Cheyenne, Wyoming has a remarkable entertainment that many northern Coloradans don’t know about—the Cheyenne Symphony Orchestra. Henry and I learned about it from our friend, Jean Farley, who plays violin in the orchestra.
“Go to the Cheyenne Symphony,” she told us two years ago. “It’s one of the best you will ever hear!”
Some people think it’s too long to drive from Fort Collins, or Loveland or Greeley, for a night concert. But it is a simple and beautiful drive. Past Wellington, the view ahead and on each side of the car becomes open. Without tall urban buildings, the gorgeous beginning of mixed-grass prairies becomes the view of pioneer life. We occasionally see not just cows on the ranchlands, but bison, sometimes antelope, even deer, and then a windmill. It’s a peaceful, natural drive.
It takes about 45 minutes to get to downtown Cheyenne. It’s very easy to park and then walk into the big, well-built symphony building. At the concert we attended at 6:30 p.m. on Saturday, March 11, Conductor William Intriligator told us about the music. While his job is conductor of both the Dubuque Symphony Orchestra in Iowa and the Cheyenne Symphony, he’s not just a music conductor. He acts like a comedian, a dancer and the most energetic speaker to people in the audience.
Not only does Maestro Intriligator (what a last name!) talk like a friend, so does everyone else. Before the concert, people came up to us and talked, or sat next to us after the lecture and talked. We were in the community!
The performance started, but there were still words. The conductor walked onto the enormous podium and told us about the first piece, laughing and smiling. And then it started! Each piece was different, with more musicians coming in to change the music.
The second piece was the Piano Concerto No. 20 by Mozart. It even had some tiny minutes, played just on the piano, which were composed by Beethoven after Mozart died, because Mozart had not papered that part of the music in the 1700s for the piano concerto. Maestro Intriligator explained this to us. So as Lei Weng, international pianist and Keyboard Head at UNC Greeley, played the emotional music in a beautiful way without sheet music, all memorized (he occasionally looked up at the ceiling, his fingers playing all over the keys), we knew when it was Mozart and when it was Beethoven. We heard all the emotion. At the end, people made happy noises and quickly stood up to clap for a long time.
The last piece in the performance was Beethoven’s first symphony, which he composed when he was 29 years old, right before the beginning of 1800. Because Beethoven wanted to make people hear different music at that time, there was a metronome number—how fast it would be—to make it sound like modern music in the 21st century.
Maestro explained that he would be forcing all musicians to play as fast as Beethoven wanted it! And he did! He jumped up and down, danced, and slapped his arms back and forth to push rhythm. The orchestra managed it well and fast. I felt we were not hearing 1700s classical music; we were hearing musicians playing serious rhythm and dynamics as modern music. And that was what Beethoven wanted.
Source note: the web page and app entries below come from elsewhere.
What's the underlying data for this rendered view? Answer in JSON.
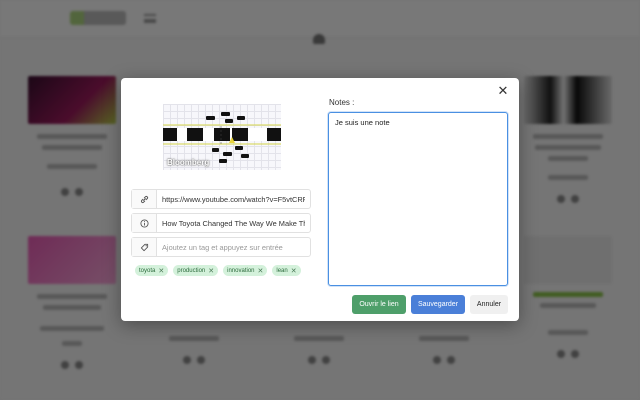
{
  "modal": {
    "close_glyph": "✕",
    "notes_label": "Notes :",
    "notes_value": "Je suis une note",
    "url_value": "https://www.youtube.com/watch?v=F5vtCRFR",
    "title_value": "How Toyota Changed The Way We Make Thin",
    "tag_placeholder": "Ajoutez un tag et appuyez sur entrée",
    "thumbnail_watermark": "Bloomberg",
    "tags": [
      {
        "label": "toyota"
      },
      {
        "label": "production"
      },
      {
        "label": "innovation"
      },
      {
        "label": "lean"
      }
    ],
    "tag_remove_glyph": "✕",
    "buttons": {
      "open": "Ouvrir le lien",
      "save": "Sauvegarder",
      "cancel": "Annuler"
    },
    "icons": {
      "url": "link-icon",
      "title": "info-icon",
      "tag": "tag-icon"
    }
  },
  "colors": {
    "open_button": "#4e9f6a",
    "save_button": "#4a7fd8",
    "tag_bg": "#d4f1db",
    "focus_border": "#4a90e2"
  }
}
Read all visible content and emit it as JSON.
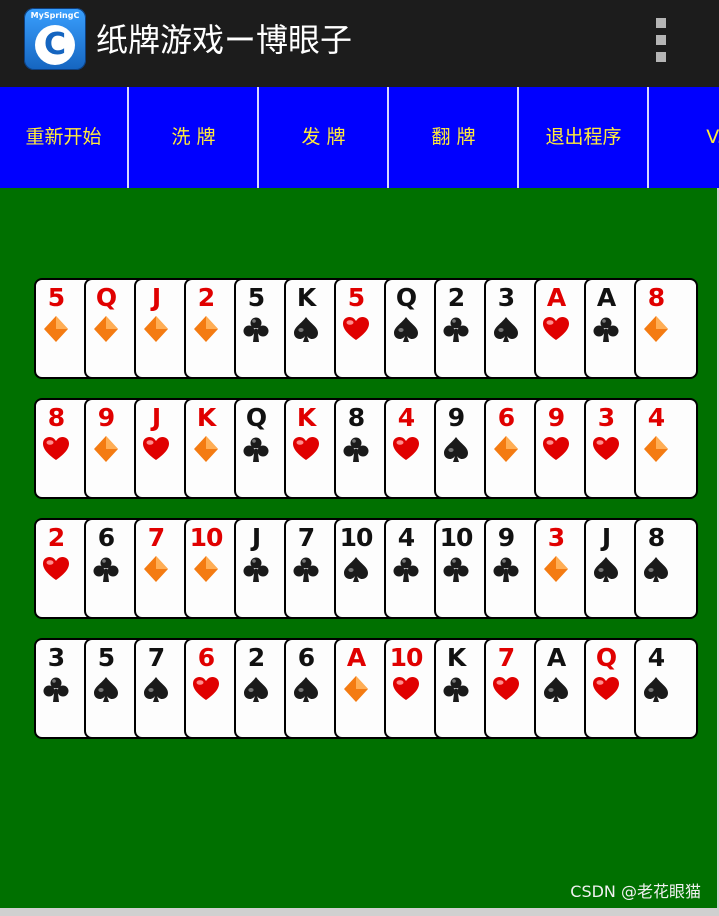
{
  "app": {
    "icon_brand": "MySpringC",
    "icon_letter": "C",
    "title": "纸牌游戏ー博眼子"
  },
  "toolbar": {
    "buttons": [
      "重新开始",
      "洗  牌",
      "发  牌",
      "翻  牌",
      "退出程序",
      "V."
    ]
  },
  "colors": {
    "red": "#e00000",
    "black": "#111111",
    "table_green": "#007000",
    "toolbar_blue": "#0000ff",
    "button_text": "#ffeb3b"
  },
  "rows": [
    [
      [
        "5",
        "diamond"
      ],
      [
        "Q",
        "diamond"
      ],
      [
        "J",
        "diamond"
      ],
      [
        "2",
        "diamond"
      ],
      [
        "5",
        "club"
      ],
      [
        "K",
        "spade"
      ],
      [
        "5",
        "heart"
      ],
      [
        "Q",
        "spade"
      ],
      [
        "2",
        "club"
      ],
      [
        "3",
        "spade"
      ],
      [
        "A",
        "heart"
      ],
      [
        "A",
        "club"
      ],
      [
        "8",
        "diamond"
      ]
    ],
    [
      [
        "8",
        "heart"
      ],
      [
        "9",
        "diamond"
      ],
      [
        "J",
        "heart"
      ],
      [
        "K",
        "diamond"
      ],
      [
        "Q",
        "club"
      ],
      [
        "K",
        "heart"
      ],
      [
        "8",
        "club"
      ],
      [
        "4",
        "heart"
      ],
      [
        "9",
        "spade"
      ],
      [
        "6",
        "diamond"
      ],
      [
        "9",
        "heart"
      ],
      [
        "3",
        "heart"
      ],
      [
        "4",
        "diamond"
      ]
    ],
    [
      [
        "2",
        "heart"
      ],
      [
        "6",
        "club"
      ],
      [
        "7",
        "diamond"
      ],
      [
        "10",
        "diamond"
      ],
      [
        "J",
        "club"
      ],
      [
        "7",
        "club"
      ],
      [
        "10",
        "spade"
      ],
      [
        "4",
        "club"
      ],
      [
        "10",
        "club"
      ],
      [
        "9",
        "club"
      ],
      [
        "3",
        "diamond"
      ],
      [
        "J",
        "spade"
      ],
      [
        "8",
        "spade"
      ]
    ],
    [
      [
        "3",
        "club"
      ],
      [
        "5",
        "spade"
      ],
      [
        "7",
        "spade"
      ],
      [
        "6",
        "heart"
      ],
      [
        "2",
        "spade"
      ],
      [
        "6",
        "spade"
      ],
      [
        "A",
        "diamond"
      ],
      [
        "10",
        "heart"
      ],
      [
        "K",
        "club"
      ],
      [
        "7",
        "heart"
      ],
      [
        "A",
        "spade"
      ],
      [
        "Q",
        "heart"
      ],
      [
        "4",
        "spade"
      ]
    ]
  ],
  "watermark": "CSDN @老花眼猫"
}
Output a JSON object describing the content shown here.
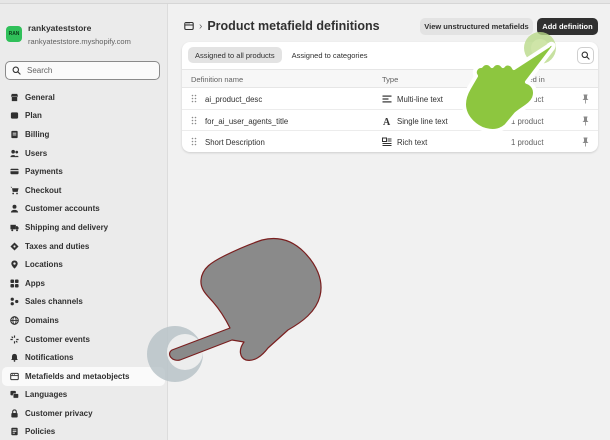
{
  "store": {
    "logo_text": "RAN",
    "name": "rankyateststore",
    "url": "rankyateststore.myshopify.com"
  },
  "search": {
    "placeholder": "Search"
  },
  "sidebar": {
    "items": [
      {
        "label": "General",
        "icon": "store-icon"
      },
      {
        "label": "Plan",
        "icon": "plan-icon"
      },
      {
        "label": "Billing",
        "icon": "billing-icon"
      },
      {
        "label": "Users",
        "icon": "users-icon"
      },
      {
        "label": "Payments",
        "icon": "payments-icon"
      },
      {
        "label": "Checkout",
        "icon": "cart-icon"
      },
      {
        "label": "Customer accounts",
        "icon": "person-icon"
      },
      {
        "label": "Shipping and delivery",
        "icon": "truck-icon"
      },
      {
        "label": "Taxes and duties",
        "icon": "tax-icon"
      },
      {
        "label": "Locations",
        "icon": "location-icon"
      },
      {
        "label": "Apps",
        "icon": "apps-icon"
      },
      {
        "label": "Sales channels",
        "icon": "channels-icon"
      },
      {
        "label": "Domains",
        "icon": "globe-icon"
      },
      {
        "label": "Customer events",
        "icon": "events-icon"
      },
      {
        "label": "Notifications",
        "icon": "bell-icon"
      },
      {
        "label": "Metafields and metaobjects",
        "icon": "metafields-icon",
        "active": true
      },
      {
        "label": "Languages",
        "icon": "languages-icon"
      },
      {
        "label": "Customer privacy",
        "icon": "lock-icon"
      },
      {
        "label": "Policies",
        "icon": "policy-icon"
      }
    ]
  },
  "header": {
    "title": "Product metafield definitions",
    "view_unstructured_label": "View unstructured metafields",
    "add_definition_label": "Add definition"
  },
  "tabs": [
    {
      "label": "Assigned to all products",
      "active": true
    },
    {
      "label": "Assigned to categories",
      "active": false
    }
  ],
  "table": {
    "columns": {
      "name": "Definition name",
      "type": "Type",
      "assigned": "Assigned in"
    },
    "rows": [
      {
        "name": "ai_product_desc",
        "type": "Multi-line text",
        "type_icon": "multiline-text-icon",
        "count": "1 product"
      },
      {
        "name": "for_ai_user_agents_title",
        "type": "Single line text",
        "type_icon": "single-line-text-icon",
        "count": "1 product"
      },
      {
        "name": "Short Description",
        "type": "Rich text",
        "type_icon": "rich-text-icon",
        "count": "1 product"
      }
    ]
  },
  "colors": {
    "accent_hand": "#8dc63f",
    "gray_hand": "#8a8a8a",
    "click_ring": "#b9c3c8"
  }
}
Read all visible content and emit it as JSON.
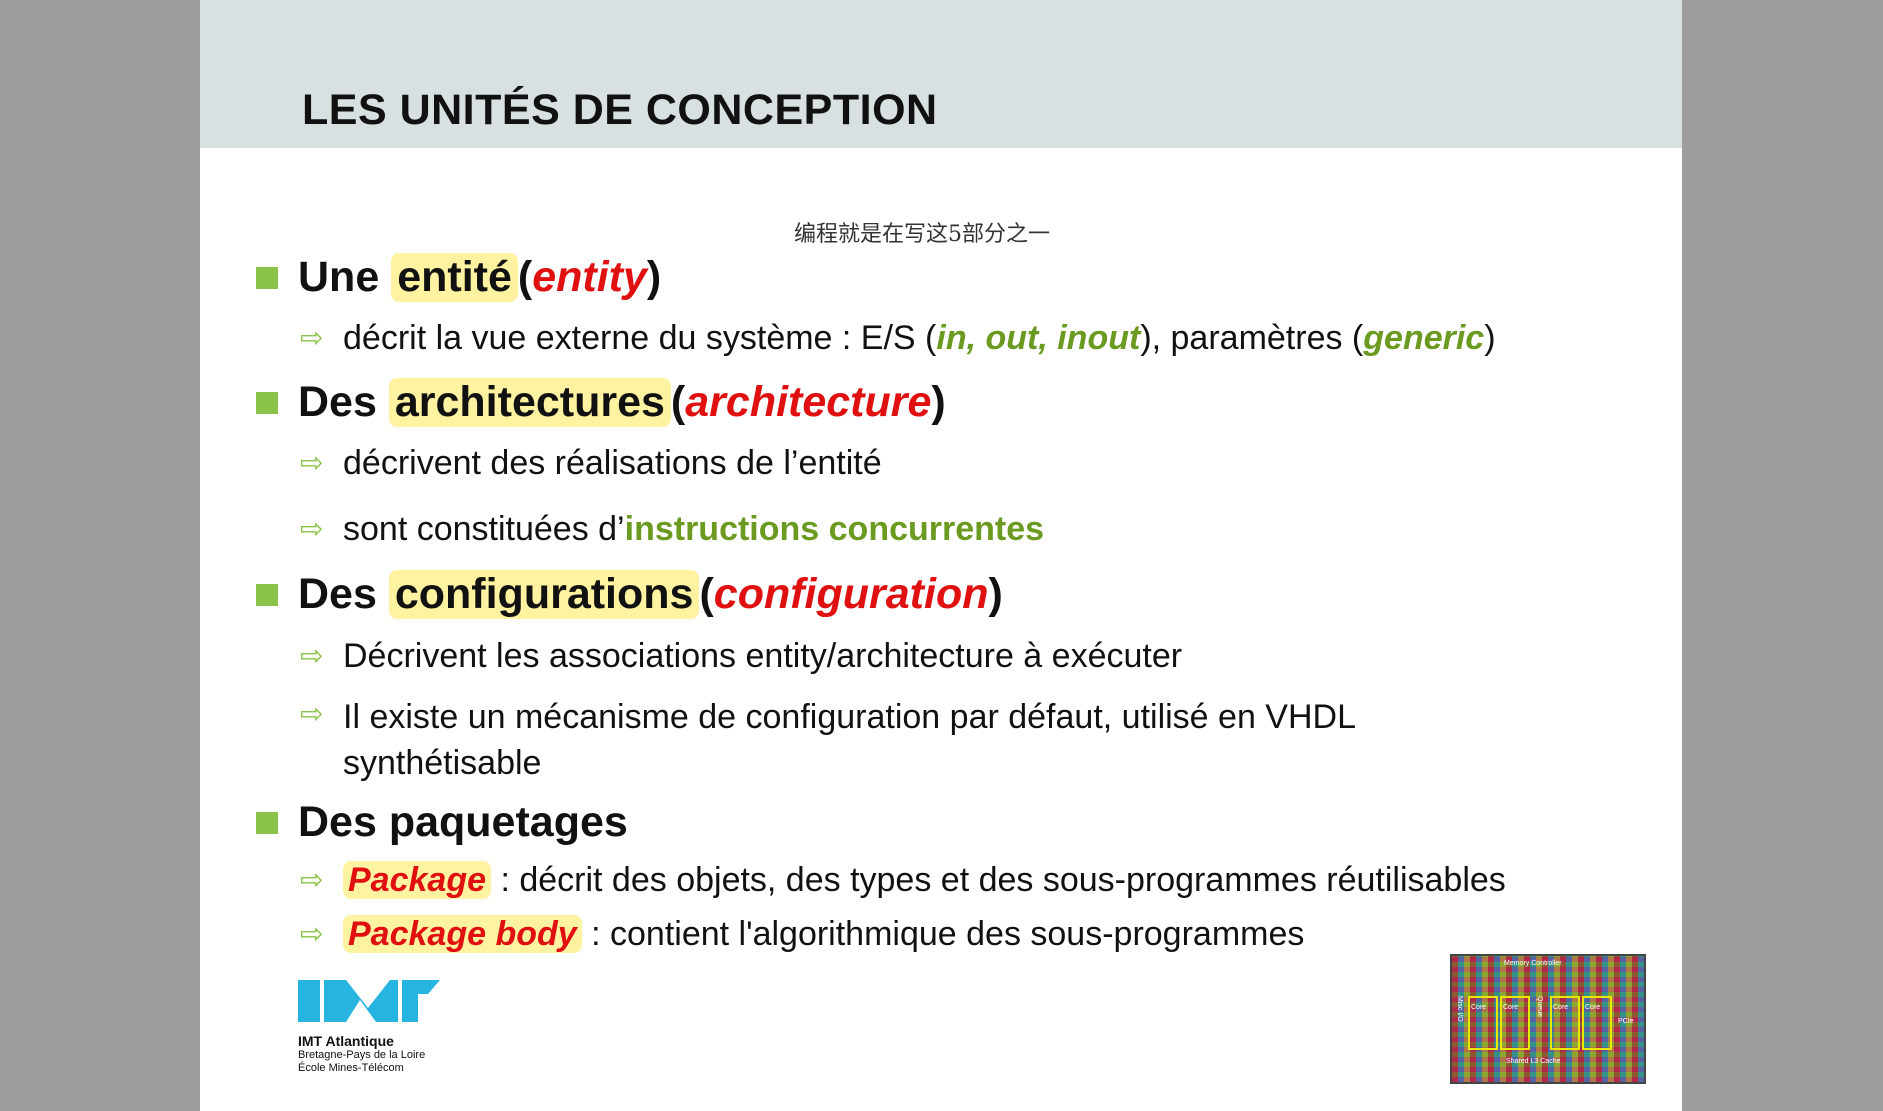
{
  "slide": {
    "title": "LES UNITÉS DE CONCEPTION",
    "note": "编程就是在写这5部分之一",
    "entity": {
      "prefix": "Une ",
      "term": "entité",
      "open": " (",
      "keyword": "entity",
      "close": ")",
      "desc_pre": "décrit la vue externe du système : E/S (",
      "desc_kw1": "in, out, inout",
      "desc_mid": "), paramètres (",
      "desc_kw2": "generic",
      "desc_post": ")"
    },
    "architecture": {
      "prefix": "Des ",
      "term": "architectures",
      "open": " (",
      "keyword": "architecture",
      "close": ")",
      "desc1": "décrivent des réalisations de l’entité",
      "desc2_pre": "sont constituées d’",
      "desc2_kw": "instructions concurrentes"
    },
    "configuration": {
      "prefix": "Des ",
      "term": "configurations",
      "open": " (",
      "keyword": "configuration",
      "close": ")",
      "desc1": "Décrivent les associations entity/architecture à exécuter",
      "desc2_line1": "Il existe un mécanisme de configuration par défaut, utilisé en VHDL",
      "desc2_line2": "synthétisable"
    },
    "package": {
      "heading": "Des paquetages",
      "item1_kw": "Package",
      "item1_text": " : décrit des objets, des types et des sous-programmes réutilisables",
      "item2_kw": "Package body",
      "item2_text": " : contient l'algorithmique des sous-programmes"
    }
  },
  "logo": {
    "name": "IMT Atlantique",
    "line2": "Bretagne-Pays de la Loire",
    "line3": "École Mines-Télécom"
  },
  "chip": {
    "memory_label": "Memory Controller",
    "core_label": "Core",
    "cache_label": "Shared L3 Cache",
    "misc_label": "Misc I/O",
    "queue_label": "Queue",
    "pci_label": "PCIe"
  },
  "colors": {
    "bullet": "#8bc34a",
    "keyword_red": "#e01010",
    "keyword_green": "#6a9a1f",
    "highlight": "#fff2a0",
    "header_bg": "#d9e0e2"
  }
}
People were astounded by how it made them feel. What a performance! And then there was a party a few blocks away, in the bar at the historic Cheyenne train debot. A trolley took us there, we had beer and free desserts, and talked to all kinds of people, including pianist Lei Weng and Maestro.
During the party, a guy named Robert came up to us, and we all talked about how much we loved the conductor.
“He’s like a captain in a stormy bow, running the boat in wild ocean waves,” Robert said.
“You’re right, Robert!” I laughed. What a party! We made it home by midnight, and could not believe the phenomenal music, the many friends we talked with, seeing Maestro’s long hair behind him moving almost harder than the violin and cello bows, and the great party after the performance.
Just to let you know—Cheyenne music is more of a party! The next performance is Saturday, April 22—a blockbuster season finale called The Majesty of Mahler. You can find out more at www.CheyenneSymphony.org. See you at the party!